Academic publishing describes the subfield of publishing which distributes academic research and scholarship. Most academic work is published in journal article, book or thesis form. The part of academic written output that is not formally published but merely printed up or posted on the Internet is often called the "grey literature". Most scientific and scholarly journals, and many academic and scholarly books, though not all, are based on some form of peer review or editorial refereeing to qualify texts for publication. Peer review quality and selectivity standards vary greatly from journal to journal, publisher to publisher, and field to field.
Most established academic disciplines have their own journals and other outlets for publication, although many academic journals are somewhat interdisciplinary, and publish work from several distinct fields or subfields. There is also a tendency for existing journals to divide into specialized sections as the field itself becomes more specialized. Along with the variation in review and publication procedures, the kinds of publications that are accepted as contributions to knowledge or research differ greatly among fields and subfields.
Academic publishing is undergoing major changes, as it makes the transition from the print to the electronic format. Business models are different in the electronic environment. Since the early 1990s, licensing of electronic resources, particularly journals, has been very common. Currently, an important trend, particularly with respect to scholarly journals, is open access via the Internet. There are two main forms of open access: open access publishing, in which a whole journal (or book) or individual articles are made available free for all on the web by the publisher at the time of publication (sometimes, but not always, for an extra publication fee paid by the author or the author's institution or funder); and open access self-archiving, in which authors themselves make a copy of their published articles available free for all on the web.
Read more about Academic Publishing: History, Publishers and Business Aspects, Scholarly Paper, Peer Review, Publishing Process, Citations, Categories of Papers, Open Access Journals, Academic Publishing Growth
Other articles related to "academic publishing, academic, publishing, academics":
... Academic publishers are typically either book or periodical publishers that have specialized in academic subjects ... Others are commercial businesses that focus on academic subjects ... for communicating the latest hypotheses and research results to the academic community and supplemented what a scholar could do personally ...

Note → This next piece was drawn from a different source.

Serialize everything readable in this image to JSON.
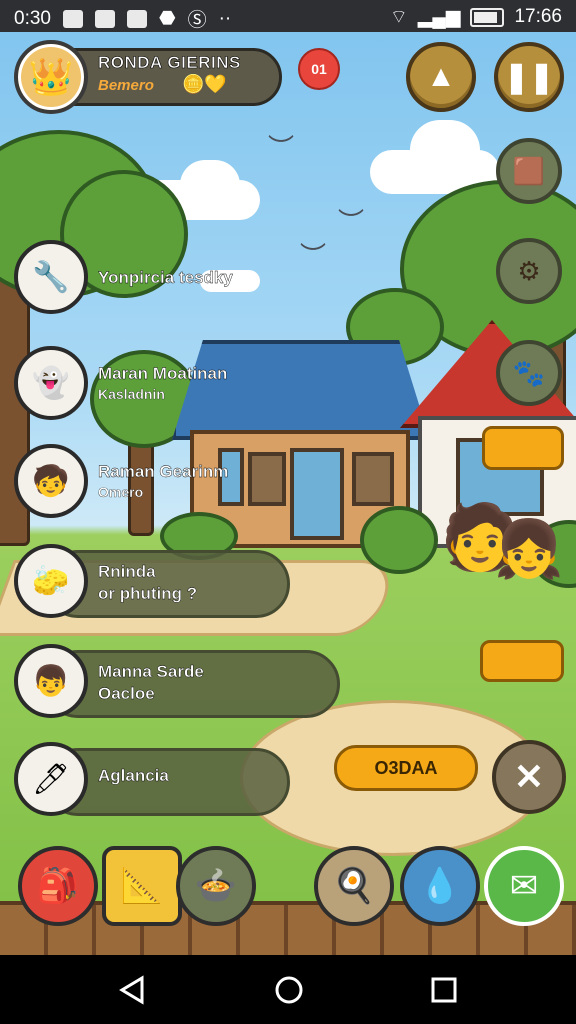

... in the stimulation of Irish learning and the provision of a publishing outlet for the researches of his fellow academics ... CUP would encourage, perhaps even embarrass, UCC academics into preparing good work for publication, work which might not otherwise see the light of day because of its lack of appeal to commercial publishers ... By later standards of academic publishing, O’ Rahilly’s motivations were not of the loftiest perhaps ...
... In academic publishing, reprints are customized bulk article reproductions of material usually previously published in academic journals ...
... In recent decades there has been a growth in academic publishing in developing countries as they become more advanced in science and technology ... Although the large majority of scientific output and academic documents are produced in developed countries, the rate of growth in these countries has stabilized and is much smaller than the growth rate in some of ...
Famous quotes containing the words publishing and/or academic:
“While you continue to grow fatter and richer publishing your nauseating confectionery, I shall become a mole, digging here, rooting there, stirring up the whole rotten mess where life is hard, raw and ugly.”
—Norman Reilly Raine (18951971)
“Being in a family is like being in a play. Each birth order position is like a different part in a play, with distinct and separate characteristics for each part. Therefore, if one sibling has already filled a part, such as the good child, other siblings may feel they have to find other parts to play, such as rebellious child, academic child, athletic child, social child, and so on.”
—Jane Nelson (20th century)